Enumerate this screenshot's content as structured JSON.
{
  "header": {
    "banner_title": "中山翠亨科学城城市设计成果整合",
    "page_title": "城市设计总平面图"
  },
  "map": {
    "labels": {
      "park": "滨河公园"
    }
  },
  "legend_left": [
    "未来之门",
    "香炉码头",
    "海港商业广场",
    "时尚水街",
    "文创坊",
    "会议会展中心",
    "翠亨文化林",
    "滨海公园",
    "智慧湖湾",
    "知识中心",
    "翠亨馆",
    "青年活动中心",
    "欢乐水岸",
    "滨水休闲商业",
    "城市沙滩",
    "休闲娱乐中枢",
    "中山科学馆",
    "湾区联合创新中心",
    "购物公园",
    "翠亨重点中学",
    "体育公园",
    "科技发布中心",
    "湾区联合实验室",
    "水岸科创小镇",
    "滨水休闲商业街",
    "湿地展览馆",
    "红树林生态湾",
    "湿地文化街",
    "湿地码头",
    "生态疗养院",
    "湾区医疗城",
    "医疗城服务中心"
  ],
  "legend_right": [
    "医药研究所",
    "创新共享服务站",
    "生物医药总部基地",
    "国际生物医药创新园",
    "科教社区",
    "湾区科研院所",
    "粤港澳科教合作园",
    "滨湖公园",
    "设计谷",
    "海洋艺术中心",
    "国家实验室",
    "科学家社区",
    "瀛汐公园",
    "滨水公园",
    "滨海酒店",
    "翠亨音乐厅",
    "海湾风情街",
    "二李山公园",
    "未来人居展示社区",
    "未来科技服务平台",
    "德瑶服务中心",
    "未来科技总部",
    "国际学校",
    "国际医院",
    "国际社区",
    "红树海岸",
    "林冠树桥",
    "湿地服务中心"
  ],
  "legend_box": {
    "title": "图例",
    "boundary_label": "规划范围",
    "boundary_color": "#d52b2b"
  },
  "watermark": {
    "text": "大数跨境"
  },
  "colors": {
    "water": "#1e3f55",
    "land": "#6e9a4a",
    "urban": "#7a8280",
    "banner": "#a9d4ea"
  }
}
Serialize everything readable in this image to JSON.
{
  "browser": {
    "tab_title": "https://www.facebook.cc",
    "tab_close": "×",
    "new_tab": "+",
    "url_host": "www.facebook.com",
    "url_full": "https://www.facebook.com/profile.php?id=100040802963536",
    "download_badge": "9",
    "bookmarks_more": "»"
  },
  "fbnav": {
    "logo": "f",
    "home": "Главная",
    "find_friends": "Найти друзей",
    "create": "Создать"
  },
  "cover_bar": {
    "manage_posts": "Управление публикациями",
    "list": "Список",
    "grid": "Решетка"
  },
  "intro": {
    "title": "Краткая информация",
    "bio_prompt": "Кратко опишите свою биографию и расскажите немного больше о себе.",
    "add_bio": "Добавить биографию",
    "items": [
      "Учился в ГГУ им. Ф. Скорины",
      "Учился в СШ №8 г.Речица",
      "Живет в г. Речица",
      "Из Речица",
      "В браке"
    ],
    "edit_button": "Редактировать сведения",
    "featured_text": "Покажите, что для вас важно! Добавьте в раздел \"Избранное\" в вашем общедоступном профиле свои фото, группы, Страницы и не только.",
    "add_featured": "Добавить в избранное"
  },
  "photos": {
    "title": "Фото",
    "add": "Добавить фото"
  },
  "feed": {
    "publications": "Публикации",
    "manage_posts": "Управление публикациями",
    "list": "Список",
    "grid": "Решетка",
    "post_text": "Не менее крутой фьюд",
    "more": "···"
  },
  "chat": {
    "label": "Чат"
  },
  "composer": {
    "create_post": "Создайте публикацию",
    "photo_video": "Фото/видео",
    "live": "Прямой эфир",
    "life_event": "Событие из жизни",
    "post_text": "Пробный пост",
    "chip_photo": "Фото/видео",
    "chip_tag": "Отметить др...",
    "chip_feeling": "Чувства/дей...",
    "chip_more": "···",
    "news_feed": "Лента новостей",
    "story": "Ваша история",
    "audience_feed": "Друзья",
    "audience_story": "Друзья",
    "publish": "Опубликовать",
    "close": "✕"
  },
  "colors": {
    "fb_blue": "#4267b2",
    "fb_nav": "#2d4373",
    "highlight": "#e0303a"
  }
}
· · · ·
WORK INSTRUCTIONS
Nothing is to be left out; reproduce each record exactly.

ANSWER TO THE EXERCISE
Enumerate this screenshot's content as structured JSON.
{
  "header": {
    "banner_title": "中山翠亨科学城城市设计成果整合",
    "page_title": "城市设计总平面图"
  },
  "map": {
    "labels": {
      "park": "滨河公园"
    }
  },
  "legend_left": [
    "未来之门",
    "香炉码头",
    "海港商业广场",
    "时尚水街",
    "文创坊",
    "会议会展中心",
    "翠亨文化林",
    "滨海公园",
    "智慧湖湾",
    "知识中心",
    "翠亨馆",
    "青年活动中心",
    "欢乐水岸",
    "滨水休闲商业",
    "城市沙滩",
    "休闲娱乐中枢",
    "中山科学馆",
    "湾区联合创新中心",
    "购物公园",
    "翠亨重点中学",
    "体育公园",
    "科技发布中心",
    "湾区联合实验室",
    "水岸科创小镇",
    "滨水休闲商业街",
    "湿地展览馆",
    "红树林生态湾",
    "湿地文化街",
    "湿地码头",
    "生态疗养院",
    "湾区医疗城",
    "医疗城服务中心"
  ],
  "legend_right": [
    "医药研究所",
    "创新共享服务站",
    "生物医药总部基地",
    "国际生物医药创新园",
    "科教社区",
    "湾区科研院所",
    "粤港澳科教合作园",
    "滨湖公园",
    "设计谷",
    "海洋艺术中心",
    "国家实验室",
    "科学家社区",
    "瀛汐公园",
    "滨水公园",
    "滨海酒店",
    "翠亨音乐厅",
    "海湾风情街",
    "二李山公园",
    "未来人居展示社区",
    "未来科技服务平台",
    "德瑶服务中心",
    "未来科技总部",
    "国际学校",
    "国际医院",
    "国际社区",
    "红树海岸",
    "林冠树桥",
    "湿地服务中心"
  ],
  "legend_box": {
    "title": "图例",
    "boundary_label": "规划范围",
    "boundary_color": "#d52b2b"
  },
  "watermark": {
    "text": "大数跨境"
  },
  "colors": {
    "water": "#1e3f55",
    "land": "#6e9a4a",
    "urban": "#7a8280",
    "banner": "#a9d4ea"
  }
}
Serialize everything readable in this image to JSON.
{
  "browser": {
    "tab_title": "https://www.facebook.cc",
    "tab_close": "×",
    "new_tab": "+",
    "url_host": "www.facebook.com",
    "url_full": "https://www.facebook.com/profile.php?id=100040802963536",
    "download_badge": "9",
    "bookmarks_more": "»"
  },
  "fbnav": {
    "logo": "f",
    "home": "Главная",
    "find_friends": "Найти друзей",
    "create": "Создать"
  },
  "cover_bar": {
    "manage_posts": "Управление публикациями",
    "list": "Список",
    "grid": "Решетка"
  },
  "intro": {
    "title": "Краткая информация",
    "bio_prompt": "Кратко опишите свою биографию и расскажите немного больше о себе.",
    "add_bio": "Добавить биографию",
    "items": [
      "Учился в ГГУ им. Ф. Скорины",
      "Учился в СШ №8 г.Речица",
      "Живет в г. Речица",
      "Из Речица",
      "В браке"
    ],
    "edit_button": "Редактировать сведения",
    "featured_text": "Покажите, что для вас важно! Добавьте в раздел \"Избранное\" в вашем общедоступном профиле свои фото, группы, Страницы и не только.",
    "add_featured": "Добавить в избранное"
  },
  "photos": {
    "title": "Фото",
    "add": "Добавить фото"
  },
  "feed": {
    "publications": "Публикации",
    "manage_posts": "Управление публикациями",
    "list": "Список",
    "grid": "Решетка",
    "post_text": "Не менее крутой фьюд",
    "more": "···"
  },
  "chat": {
    "label": "Чат"
  },
  "composer": {
    "create_post": "Создайте публикацию",
    "photo_video": "Фото/видео",
    "live": "Прямой эфир",
    "life_event": "Событие из жизни",
    "post_text": "Пробный пост",
    "chip_photo": "Фото/видео",
    "chip_tag": "Отметить др...",
    "chip_feeling": "Чувства/дей...",
    "chip_more": "···",
    "news_feed": "Лента новостей",
    "story": "Ваша история",
    "audience_feed": "Друзья",
    "audience_story": "Друзья",
    "publish": "Опубликовать",
    "close": "✕"
  },
  "colors": {
    "fb_blue": "#4267b2",
    "fb_nav": "#2d4373",
    "highlight": "#e0303a"
  }
}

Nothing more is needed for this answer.